In the context of the overall film, these speech scenes are the cinematic equivalent of shooting oneself in the foot. While the aforementioned shots of the printing-press worker and egg-shopper depict everyday details that history books often ignore, these public, political speeches are the kind of rhetoric that you can more easily find in traditional archives and books. If the printing-press and egg-shopping scenes advance an alternative, “bottom up” view of history, then, these speech scenes ironically advance the exact opposite, a view of history that favors the contributions of prominent “influencers” over the nondescript.
In the end, this tension between two differing “views” of history manifests itself best in Leigh’s depiction of the rally at St. Peter’s Field. On the one hand, this depiction frequently features shots of particular individuals – a Waterloo veteran who looks completely lost, a group of women who complain that they can’t hear the speaker, and so forth. At other times, however, the film falls back on shots of indistinguishable masses – that is to say, sweeping long shots of crowds, plus shots in which indistinguishable soldiers are shown attacking groups of indistinguishable men and women.

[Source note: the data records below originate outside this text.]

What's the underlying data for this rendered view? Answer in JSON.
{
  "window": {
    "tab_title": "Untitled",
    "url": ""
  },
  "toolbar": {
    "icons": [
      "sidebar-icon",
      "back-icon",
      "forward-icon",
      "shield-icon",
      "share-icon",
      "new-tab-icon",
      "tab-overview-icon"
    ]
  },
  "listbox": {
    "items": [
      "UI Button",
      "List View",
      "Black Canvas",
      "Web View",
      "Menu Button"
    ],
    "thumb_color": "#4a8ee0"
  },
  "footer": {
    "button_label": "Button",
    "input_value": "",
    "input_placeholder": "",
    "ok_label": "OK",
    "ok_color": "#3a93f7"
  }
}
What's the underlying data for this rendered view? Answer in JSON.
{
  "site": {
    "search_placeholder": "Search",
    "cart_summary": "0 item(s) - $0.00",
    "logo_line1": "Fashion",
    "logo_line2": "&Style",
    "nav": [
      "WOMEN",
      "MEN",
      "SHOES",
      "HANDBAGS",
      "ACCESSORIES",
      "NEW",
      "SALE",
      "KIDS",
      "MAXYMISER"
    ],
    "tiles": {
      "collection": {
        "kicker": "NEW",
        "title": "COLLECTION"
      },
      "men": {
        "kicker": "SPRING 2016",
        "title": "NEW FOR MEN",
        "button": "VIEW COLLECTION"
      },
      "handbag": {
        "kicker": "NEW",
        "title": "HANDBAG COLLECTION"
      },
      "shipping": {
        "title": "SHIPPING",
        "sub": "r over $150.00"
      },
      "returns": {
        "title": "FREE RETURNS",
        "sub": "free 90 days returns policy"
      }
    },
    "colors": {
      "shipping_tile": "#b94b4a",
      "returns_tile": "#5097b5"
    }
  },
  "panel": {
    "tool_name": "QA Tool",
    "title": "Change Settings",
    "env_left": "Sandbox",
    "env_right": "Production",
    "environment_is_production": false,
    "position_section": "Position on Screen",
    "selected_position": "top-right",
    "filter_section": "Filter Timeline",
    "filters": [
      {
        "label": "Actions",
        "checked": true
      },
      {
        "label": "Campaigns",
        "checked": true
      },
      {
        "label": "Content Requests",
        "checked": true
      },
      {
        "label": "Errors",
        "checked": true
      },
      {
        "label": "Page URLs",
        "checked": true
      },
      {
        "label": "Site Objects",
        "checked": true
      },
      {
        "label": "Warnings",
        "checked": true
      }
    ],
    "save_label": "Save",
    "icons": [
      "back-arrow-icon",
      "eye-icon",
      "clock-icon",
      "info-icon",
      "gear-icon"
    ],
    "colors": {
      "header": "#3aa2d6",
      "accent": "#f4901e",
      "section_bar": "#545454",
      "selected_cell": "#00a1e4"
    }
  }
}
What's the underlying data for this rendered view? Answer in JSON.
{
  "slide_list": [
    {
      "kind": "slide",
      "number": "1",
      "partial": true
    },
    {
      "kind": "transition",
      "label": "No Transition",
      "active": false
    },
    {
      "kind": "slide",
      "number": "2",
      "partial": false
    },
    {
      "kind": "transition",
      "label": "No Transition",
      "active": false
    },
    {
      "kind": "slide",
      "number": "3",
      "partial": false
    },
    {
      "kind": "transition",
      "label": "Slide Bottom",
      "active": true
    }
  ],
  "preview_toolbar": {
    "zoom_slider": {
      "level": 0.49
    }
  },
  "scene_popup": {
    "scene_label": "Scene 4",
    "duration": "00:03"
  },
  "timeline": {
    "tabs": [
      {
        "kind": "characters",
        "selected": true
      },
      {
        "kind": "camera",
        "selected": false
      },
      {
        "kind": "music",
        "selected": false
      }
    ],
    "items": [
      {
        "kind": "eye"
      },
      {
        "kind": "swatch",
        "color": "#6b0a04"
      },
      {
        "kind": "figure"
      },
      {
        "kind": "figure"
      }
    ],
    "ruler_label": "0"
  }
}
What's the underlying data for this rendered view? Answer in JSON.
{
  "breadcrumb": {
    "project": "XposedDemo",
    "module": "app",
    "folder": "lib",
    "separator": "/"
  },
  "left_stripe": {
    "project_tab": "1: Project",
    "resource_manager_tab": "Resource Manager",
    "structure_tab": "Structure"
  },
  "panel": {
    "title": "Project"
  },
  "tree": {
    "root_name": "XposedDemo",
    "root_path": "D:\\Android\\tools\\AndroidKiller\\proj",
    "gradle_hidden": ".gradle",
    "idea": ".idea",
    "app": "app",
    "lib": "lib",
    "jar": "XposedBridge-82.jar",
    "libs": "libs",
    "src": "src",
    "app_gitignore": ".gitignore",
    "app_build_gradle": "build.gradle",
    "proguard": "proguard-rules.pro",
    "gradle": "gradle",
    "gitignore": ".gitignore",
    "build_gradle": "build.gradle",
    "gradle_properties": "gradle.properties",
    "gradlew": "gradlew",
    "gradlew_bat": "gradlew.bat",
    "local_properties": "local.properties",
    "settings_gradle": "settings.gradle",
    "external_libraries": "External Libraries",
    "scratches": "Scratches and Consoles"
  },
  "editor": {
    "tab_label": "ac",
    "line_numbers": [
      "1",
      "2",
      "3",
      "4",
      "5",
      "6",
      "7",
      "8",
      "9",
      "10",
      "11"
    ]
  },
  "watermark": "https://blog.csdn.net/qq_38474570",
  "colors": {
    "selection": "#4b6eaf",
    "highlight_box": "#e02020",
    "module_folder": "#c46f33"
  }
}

As mentioned, these two kinds of shots carry different implications. The shots of individuals are more in keeping with the previously discussed “alternative” view of history, namely a view that gives dignity to the lowly and underprivileged. By contrast, however, the mass shots revert to a traditional, “top-down” recounting of history, one in which the Peterloo Massacre would only merit a brief acknowledgement like “A lot of people were hurt at a protest in August 1819.” Naturally, this difference in outlook makes Peterloo’s conclusion feel rather uneven, but that unevenness is really only a symptom of the underlying contradictions in the film as a whole.
Since its release, Peterloo has met with a fair amount of criticism, and in terms of its Rotten Tomatoes rating, it consequently ranks as Leigh’s least successful work. Frustratingly, however, many of the film’s critics have simply focused on the fact that the film can be boring. Ann Hornaday of The Washington Post, for instance, noted that the film “unfurls like a grandiose pageant, in which Leigh’s usual gifts…are sacrificed to long, windy speeches.” Similarly, Observer’s Oliver Jones opined that “The film is so lacking in dynamism that, if our current world weren’t such a bloody mess, there wouldn’t be much incentive to give it the time and attention the film demands.”
These critiques of Peterloo are reasonable, but they ultimately don’t fully capture what the film gets right and wrong. To his immense credit, Leigh does an excellent job of capturing the repressed anger of 19th-century England, and he offers a blistering takedown of “traditional” methods of viewing history. Yet instead of formulating a comprehensive alternative to these traditional methods, Leigh hypocritically adopts those same methods in many parts of the film, particularly in the sequences devoted to “long, windy speeches.” This is a film, in short, that tells us where it ought to be going – and then, for reasons that it never explains, ends up traveling in the exact opposite direction.
Starring: Rory Kinnear, Maxine Peake, Pearce Quigley, Neil Bell
Running Time: 154 minutes
MPAA Rating: PG-13, “for a sequence of violence and chaos.”
Produced by: Georgina Lowe
Written and Directed by: Mike Leigh